Entries taken from a collection:
+--

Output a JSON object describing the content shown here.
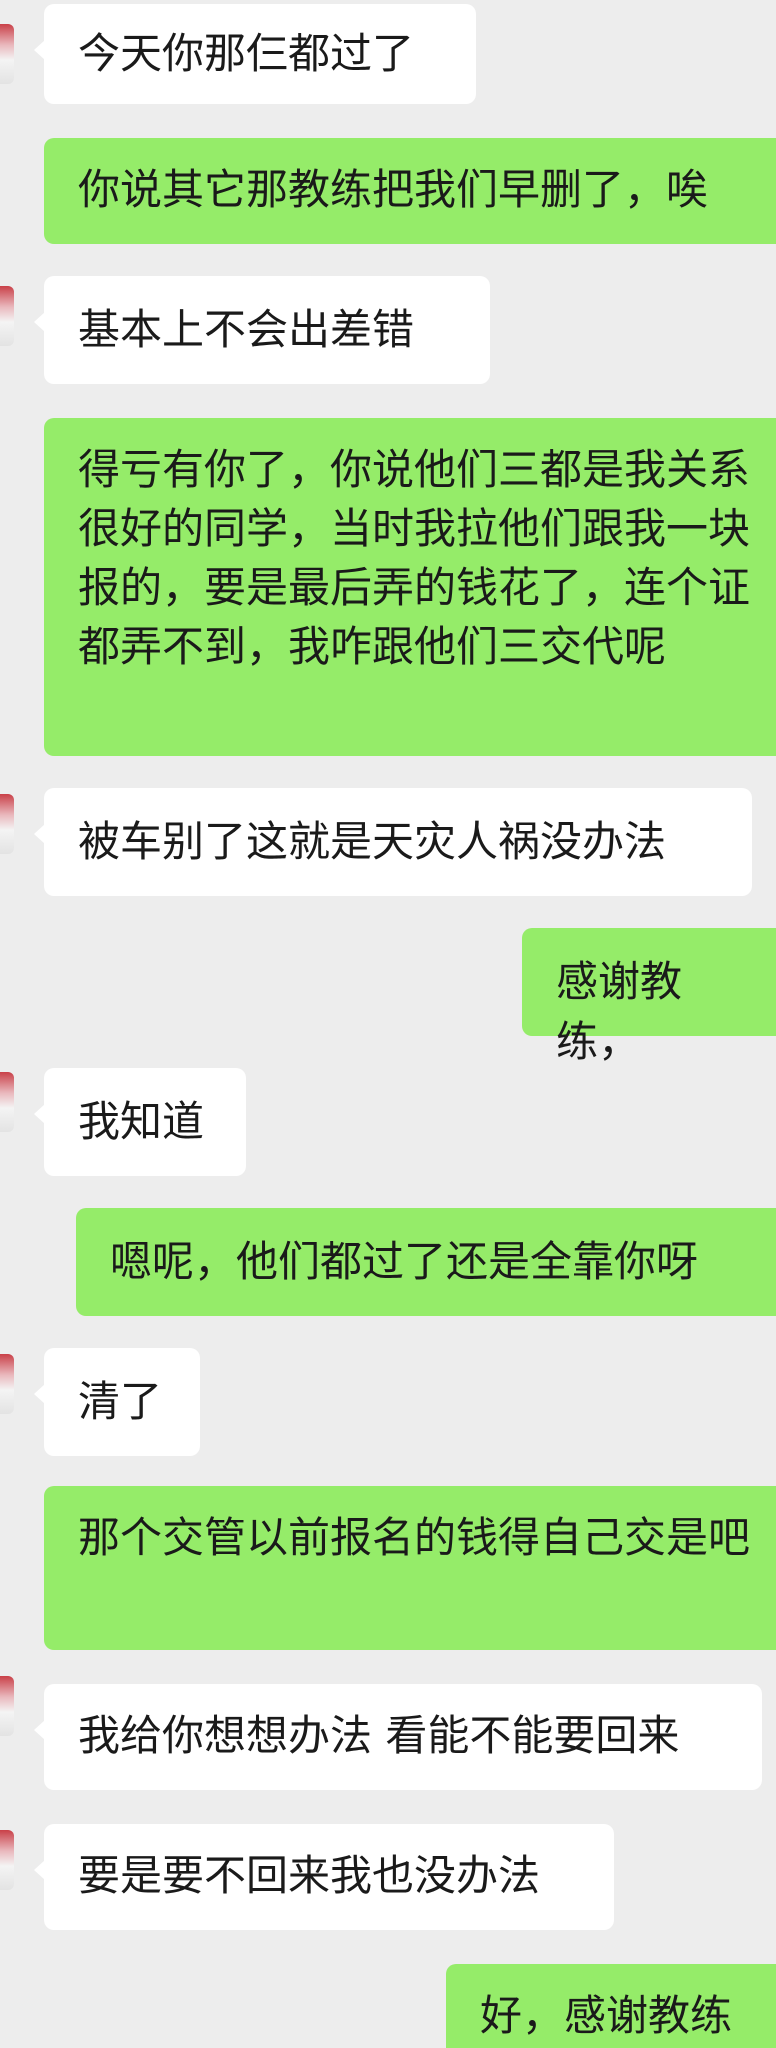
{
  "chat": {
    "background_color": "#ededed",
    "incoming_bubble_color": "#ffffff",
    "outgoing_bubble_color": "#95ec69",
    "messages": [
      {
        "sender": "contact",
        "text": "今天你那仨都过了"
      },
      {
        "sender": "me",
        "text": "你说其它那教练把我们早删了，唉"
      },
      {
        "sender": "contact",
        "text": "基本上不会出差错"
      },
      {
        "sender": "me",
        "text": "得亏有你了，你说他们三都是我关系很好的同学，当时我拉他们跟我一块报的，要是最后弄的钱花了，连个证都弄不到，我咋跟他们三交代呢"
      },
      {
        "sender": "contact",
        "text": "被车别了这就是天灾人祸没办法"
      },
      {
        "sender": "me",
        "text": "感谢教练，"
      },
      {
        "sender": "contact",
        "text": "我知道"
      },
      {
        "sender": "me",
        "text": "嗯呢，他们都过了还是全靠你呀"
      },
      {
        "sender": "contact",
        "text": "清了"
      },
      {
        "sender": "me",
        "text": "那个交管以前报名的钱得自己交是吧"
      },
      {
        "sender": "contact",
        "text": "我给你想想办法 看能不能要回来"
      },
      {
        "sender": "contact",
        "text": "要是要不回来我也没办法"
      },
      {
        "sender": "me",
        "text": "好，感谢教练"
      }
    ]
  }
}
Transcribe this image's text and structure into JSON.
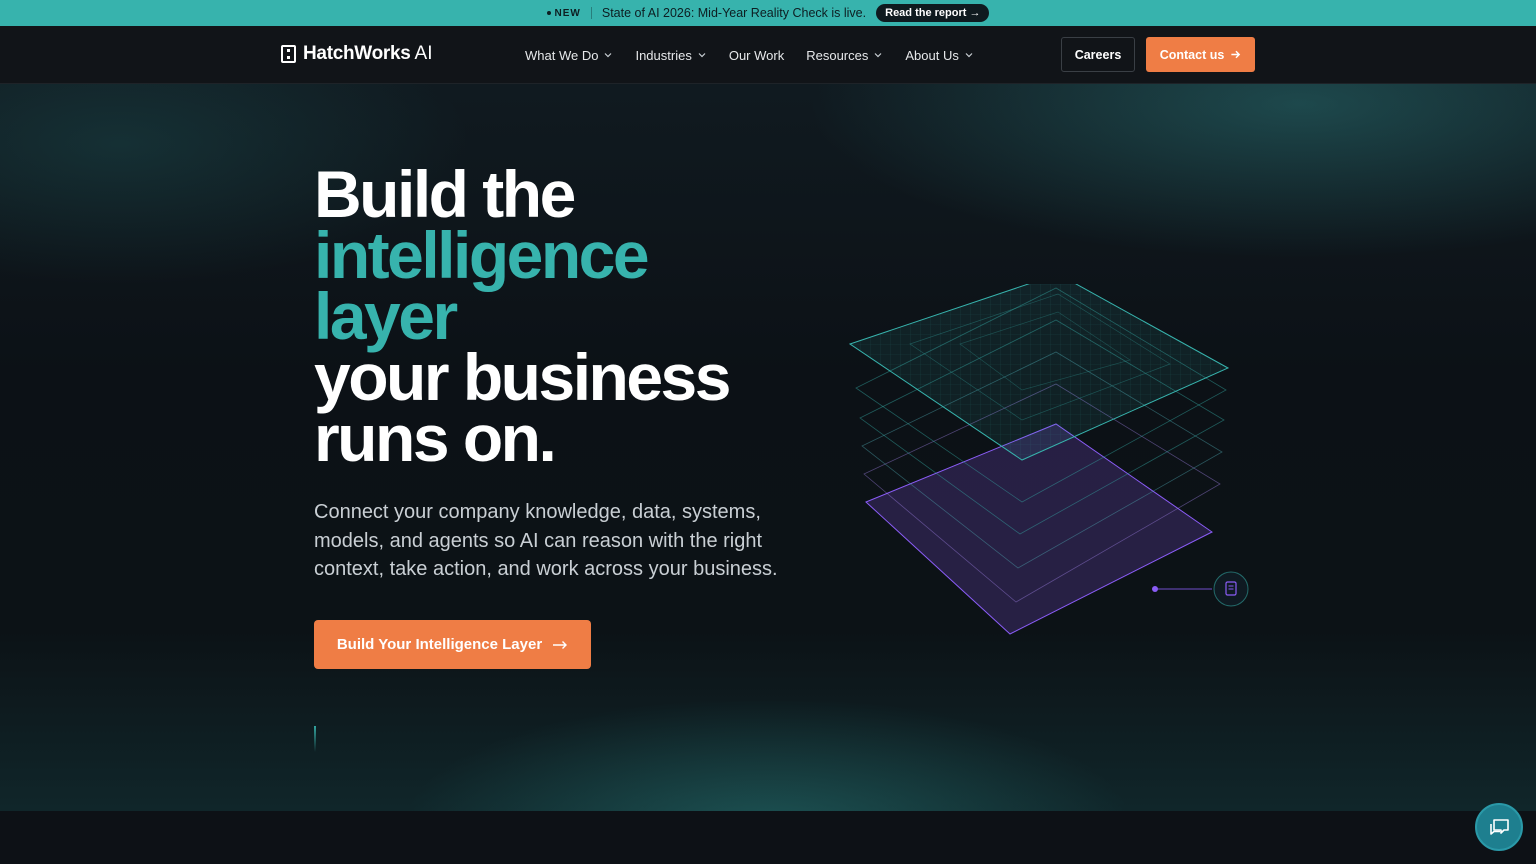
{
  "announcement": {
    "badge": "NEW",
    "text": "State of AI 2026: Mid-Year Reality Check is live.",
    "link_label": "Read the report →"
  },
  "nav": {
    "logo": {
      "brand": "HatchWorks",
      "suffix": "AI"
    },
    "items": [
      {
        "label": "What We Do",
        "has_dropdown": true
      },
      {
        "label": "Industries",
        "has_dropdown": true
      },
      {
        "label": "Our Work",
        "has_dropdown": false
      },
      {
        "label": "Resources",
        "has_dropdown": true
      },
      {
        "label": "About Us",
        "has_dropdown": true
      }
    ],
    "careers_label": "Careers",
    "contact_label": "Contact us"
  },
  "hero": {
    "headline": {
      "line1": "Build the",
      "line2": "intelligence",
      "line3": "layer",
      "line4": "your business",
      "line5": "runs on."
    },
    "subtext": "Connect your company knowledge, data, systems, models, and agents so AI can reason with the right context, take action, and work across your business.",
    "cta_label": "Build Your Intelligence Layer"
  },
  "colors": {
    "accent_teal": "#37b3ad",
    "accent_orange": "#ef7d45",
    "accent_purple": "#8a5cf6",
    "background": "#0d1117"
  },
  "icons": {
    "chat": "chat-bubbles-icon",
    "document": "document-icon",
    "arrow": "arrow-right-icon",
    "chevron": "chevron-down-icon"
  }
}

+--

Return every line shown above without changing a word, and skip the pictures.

● **Answer section**:
Output a JSON object describing the content shown here.
{
  "chat": {
    "background_color": "#ededed",
    "incoming_bubble_color": "#ffffff",
    "outgoing_bubble_color": "#95ec69",
    "messages": [
      {
        "sender": "contact",
        "text": "今天你那仨都过了"
      },
      {
        "sender": "me",
        "text": "你说其它那教练把我们早删了，唉"
      },
      {
        "sender": "contact",
        "text": "基本上不会出差错"
      },
      {
        "sender": "me",
        "text": "得亏有你了，你说他们三都是我关系很好的同学，当时我拉他们跟我一块报的，要是最后弄的钱花了，连个证都弄不到，我咋跟他们三交代呢"
      },
      {
        "sender": "contact",
        "text": "被车别了这就是天灾人祸没办法"
      },
      {
        "sender": "me",
        "text": "感谢教练，"
      },
      {
        "sender": "contact",
        "text": "我知道"
      },
      {
        "sender": "me",
        "text": "嗯呢，他们都过了还是全靠你呀"
      },
      {
        "sender": "contact",
        "text": "清了"
      },
      {
        "sender": "me",
        "text": "那个交管以前报名的钱得自己交是吧"
      },
      {
        "sender": "contact",
        "text": "我给你想想办法 看能不能要回来"
      },
      {
        "sender": "contact",
        "text": "要是要不回来我也没办法"
      },
      {
        "sender": "me",
        "text": "好，感谢教练"
      }
    ]
  }
}
Transcribe this image's text and structure into JSON.
{
  "announcement": {
    "badge": "NEW",
    "text": "State of AI 2026: Mid-Year Reality Check is live.",
    "link_label": "Read the report →"
  },
  "nav": {
    "logo": {
      "brand": "HatchWorks",
      "suffix": "AI"
    },
    "items": [
      {
        "label": "What We Do",
        "has_dropdown": true
      },
      {
        "label": "Industries",
        "has_dropdown": true
      },
      {
        "label": "Our Work",
        "has_dropdown": false
      },
      {
        "label": "Resources",
        "has_dropdown": true
      },
      {
        "label": "About Us",
        "has_dropdown": true
      }
    ],
    "careers_label": "Careers",
    "contact_label": "Contact us"
  },
  "hero": {
    "headline": {
      "line1": "Build the",
      "line2": "intelligence",
      "line3": "layer",
      "line4": "your business",
      "line5": "runs on."
    },
    "subtext": "Connect your company knowledge, data, systems, models, and agents so AI can reason with the right context, take action, and work across your business.",
    "cta_label": "Build Your Intelligence Layer"
  },
  "colors": {
    "accent_teal": "#37b3ad",
    "accent_orange": "#ef7d45",
    "accent_purple": "#8a5cf6",
    "background": "#0d1117"
  },
  "icons": {
    "chat": "chat-bubbles-icon",
    "document": "document-icon",
    "arrow": "arrow-right-icon",
    "chevron": "chevron-down-icon"
  }
}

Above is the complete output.